BURLINGTON, Ky. - A 30-year-old man who removed more than half of his ex-girlfriend’s scalp with a knife and let his pit bull loose to attack her was found guilty of first-degree assault on Thursday, reports CBS affiliate WKRC.
Boone County Commonwealth’s attorneys told a jury that Zachary Gross punched Marilyn Stanley, held her down while his dog attacked her, then scalped her on Sept. 14, 2015. Stanley survived.
According to the Cincinnati Enquirer, prosecutors said that Gross attacked Stanley after seeing a photograph of her and her son on Facebook that had been posted by another man.
The paper reports that prosecutors said Gross told Stanley, “You’re bald now. Who’s going to want you?”
Tom Scheben, a spokesperson for the Boone County Sheriff’s Office, told WKRC soon after the attack that Gross started beating Stanley while they were eating.
“She says she’s about four french fries in and he socks in the face. And then four or five more,” said Scheben.
The assault continued, said Scheben, and “at one point she gets a knife in defense, he says put the knife down or I’m going to sick [sic] the dog on you. She didn’t and that’s where the real injuries came in.”
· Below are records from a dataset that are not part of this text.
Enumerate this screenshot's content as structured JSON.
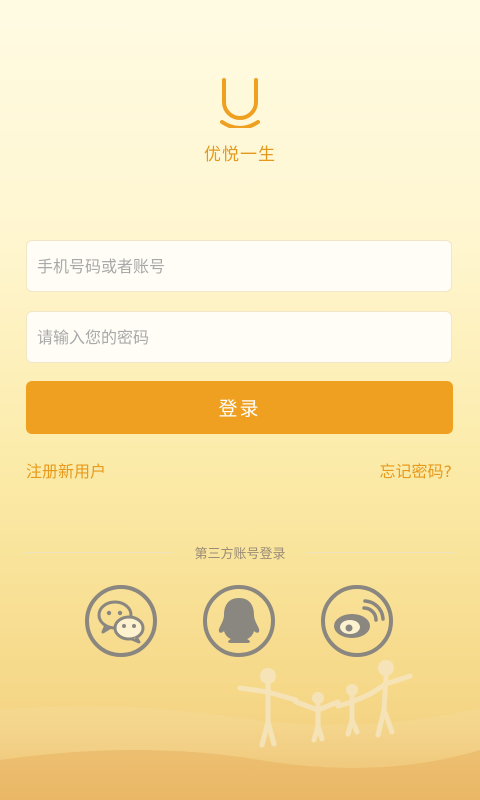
{
  "brand": {
    "name": "优悦一生"
  },
  "login": {
    "username_placeholder": "手机号码或者账号",
    "password_placeholder": "请输入您的密码",
    "submit_label": "登录"
  },
  "links": {
    "register": "注册新用户",
    "forgot": "忘记密码?"
  },
  "third_party": {
    "label": "第三方账号登录",
    "items": [
      {
        "icon": "wechat-icon"
      },
      {
        "icon": "qq-icon"
      },
      {
        "icon": "weibo-icon"
      }
    ]
  },
  "colors": {
    "accent": "#f0a020",
    "brand_text": "#e39a1c",
    "icon_gray": "#8a8680"
  }
}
WKRC reports that according to investigators, Gross used the knife to detach 70 percent of Stanley’s scalp and used his dog to rip off her ear.
“When he’s finished he praises the dog for the work he did. Then makes her stand in front of mirror to make her look at herself now,” said Scheben.
After the attack, Marilyn was reportedly dropped off in the neighborhood near her mother’s house. At that point she was able to get help and contact police.
On Thursday, Gross reportedly pleaded with the jury for the minimum sentence of 10 years.
“I feel horrible for what happened. I feel that the verdict was wrong. I’m sorry for what happened,” said Gross.
Meanwhile, Assistant Commonwealth’s Attorney Leanne Beck told the jury the maximum sentence fits the crime.
“Twenty years is what’s appropriate for de-scalping a human alive. Twenty years is what’s appropriate for making another human being fear their safety, their livelihood and discarding them on the street like a piece of trash,” said Beck.
The jury recommended 20 years for Gross. He’ll have a chance at parole after 17 years.
The judge will decide his sentence at a hearing in March 2017.